Brief
Wherever the word "screenshot" occurs in the lines below, copy the whole line.

_ _ _ _ _ _ _

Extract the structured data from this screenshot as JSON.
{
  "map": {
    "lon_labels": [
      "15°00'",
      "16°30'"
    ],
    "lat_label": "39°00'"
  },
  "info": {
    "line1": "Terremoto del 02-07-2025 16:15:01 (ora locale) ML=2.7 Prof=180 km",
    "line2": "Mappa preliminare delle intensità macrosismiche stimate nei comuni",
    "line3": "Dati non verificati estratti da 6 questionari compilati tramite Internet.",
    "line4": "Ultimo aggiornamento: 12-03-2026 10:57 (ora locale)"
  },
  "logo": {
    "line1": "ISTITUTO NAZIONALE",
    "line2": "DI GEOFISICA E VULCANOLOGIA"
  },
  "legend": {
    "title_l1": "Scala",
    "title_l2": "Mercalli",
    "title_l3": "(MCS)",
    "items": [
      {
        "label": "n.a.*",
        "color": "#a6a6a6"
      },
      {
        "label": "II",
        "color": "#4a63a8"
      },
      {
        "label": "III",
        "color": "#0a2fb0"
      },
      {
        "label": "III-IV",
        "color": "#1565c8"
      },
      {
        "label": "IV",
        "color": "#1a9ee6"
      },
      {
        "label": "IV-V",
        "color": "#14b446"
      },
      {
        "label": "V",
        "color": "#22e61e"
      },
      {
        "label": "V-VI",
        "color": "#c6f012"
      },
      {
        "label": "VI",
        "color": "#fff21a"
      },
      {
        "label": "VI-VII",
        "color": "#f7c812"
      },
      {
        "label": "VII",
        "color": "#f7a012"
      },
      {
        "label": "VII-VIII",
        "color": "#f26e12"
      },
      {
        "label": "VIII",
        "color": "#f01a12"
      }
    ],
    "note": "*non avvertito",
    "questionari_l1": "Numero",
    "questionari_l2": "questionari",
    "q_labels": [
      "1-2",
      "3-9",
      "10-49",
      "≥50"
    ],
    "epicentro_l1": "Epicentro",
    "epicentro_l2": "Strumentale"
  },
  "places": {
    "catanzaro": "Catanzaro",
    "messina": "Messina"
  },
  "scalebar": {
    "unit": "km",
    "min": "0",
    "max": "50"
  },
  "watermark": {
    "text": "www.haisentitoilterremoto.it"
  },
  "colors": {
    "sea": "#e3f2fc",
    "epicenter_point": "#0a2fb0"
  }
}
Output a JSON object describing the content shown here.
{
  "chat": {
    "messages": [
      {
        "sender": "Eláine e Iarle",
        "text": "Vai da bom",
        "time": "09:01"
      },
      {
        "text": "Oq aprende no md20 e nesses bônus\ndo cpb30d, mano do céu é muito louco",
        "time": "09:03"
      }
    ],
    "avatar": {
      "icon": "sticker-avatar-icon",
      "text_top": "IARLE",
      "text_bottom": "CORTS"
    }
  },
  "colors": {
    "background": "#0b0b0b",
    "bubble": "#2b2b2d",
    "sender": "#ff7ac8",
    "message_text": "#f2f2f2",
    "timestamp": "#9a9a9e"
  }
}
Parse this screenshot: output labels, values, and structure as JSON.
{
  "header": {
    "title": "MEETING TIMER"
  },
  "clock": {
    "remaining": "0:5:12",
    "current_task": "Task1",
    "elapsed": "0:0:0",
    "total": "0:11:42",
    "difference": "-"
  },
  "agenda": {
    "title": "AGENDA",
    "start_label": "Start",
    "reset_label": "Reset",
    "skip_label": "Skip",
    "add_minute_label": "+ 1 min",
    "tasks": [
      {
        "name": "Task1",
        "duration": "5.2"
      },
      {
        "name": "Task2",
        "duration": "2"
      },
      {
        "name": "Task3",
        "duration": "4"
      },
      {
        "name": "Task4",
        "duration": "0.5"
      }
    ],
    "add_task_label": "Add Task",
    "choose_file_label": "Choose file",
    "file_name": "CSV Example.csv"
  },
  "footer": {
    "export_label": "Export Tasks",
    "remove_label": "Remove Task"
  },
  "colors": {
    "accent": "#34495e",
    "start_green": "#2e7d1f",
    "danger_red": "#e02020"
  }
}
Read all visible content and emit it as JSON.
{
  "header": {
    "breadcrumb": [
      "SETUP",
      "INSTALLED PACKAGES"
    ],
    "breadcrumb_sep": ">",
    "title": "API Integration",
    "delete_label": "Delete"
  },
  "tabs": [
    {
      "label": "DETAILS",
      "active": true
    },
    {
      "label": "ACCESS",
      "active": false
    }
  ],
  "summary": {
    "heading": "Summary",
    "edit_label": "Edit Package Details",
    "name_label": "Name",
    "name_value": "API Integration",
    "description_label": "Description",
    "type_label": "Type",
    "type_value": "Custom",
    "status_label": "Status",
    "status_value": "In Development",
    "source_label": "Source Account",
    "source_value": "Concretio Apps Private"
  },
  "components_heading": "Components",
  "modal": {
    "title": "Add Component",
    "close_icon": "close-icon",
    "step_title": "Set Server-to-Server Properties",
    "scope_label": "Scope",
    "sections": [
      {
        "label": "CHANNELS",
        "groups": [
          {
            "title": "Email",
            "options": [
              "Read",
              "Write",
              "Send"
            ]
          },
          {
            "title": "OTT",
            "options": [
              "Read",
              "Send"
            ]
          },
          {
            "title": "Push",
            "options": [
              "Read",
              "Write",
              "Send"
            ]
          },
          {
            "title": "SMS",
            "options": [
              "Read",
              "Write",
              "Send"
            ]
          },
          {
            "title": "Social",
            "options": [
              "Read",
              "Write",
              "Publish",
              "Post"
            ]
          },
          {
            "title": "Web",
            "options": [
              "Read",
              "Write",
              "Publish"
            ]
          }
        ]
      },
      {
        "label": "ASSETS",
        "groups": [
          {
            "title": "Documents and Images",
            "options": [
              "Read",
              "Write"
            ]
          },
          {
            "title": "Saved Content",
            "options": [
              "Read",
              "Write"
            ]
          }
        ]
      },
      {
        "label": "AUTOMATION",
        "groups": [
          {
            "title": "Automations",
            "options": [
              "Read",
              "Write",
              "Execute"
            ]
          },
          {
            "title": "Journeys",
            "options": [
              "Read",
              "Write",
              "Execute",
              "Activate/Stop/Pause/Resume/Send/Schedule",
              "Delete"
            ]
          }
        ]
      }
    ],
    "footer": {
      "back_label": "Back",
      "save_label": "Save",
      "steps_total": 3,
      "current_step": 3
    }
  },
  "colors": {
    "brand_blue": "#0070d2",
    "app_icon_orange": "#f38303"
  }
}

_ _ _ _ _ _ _

The answer
Extract the structured data from this screenshot as JSON.
Parse this screenshot: output labels, values, and structure as JSON.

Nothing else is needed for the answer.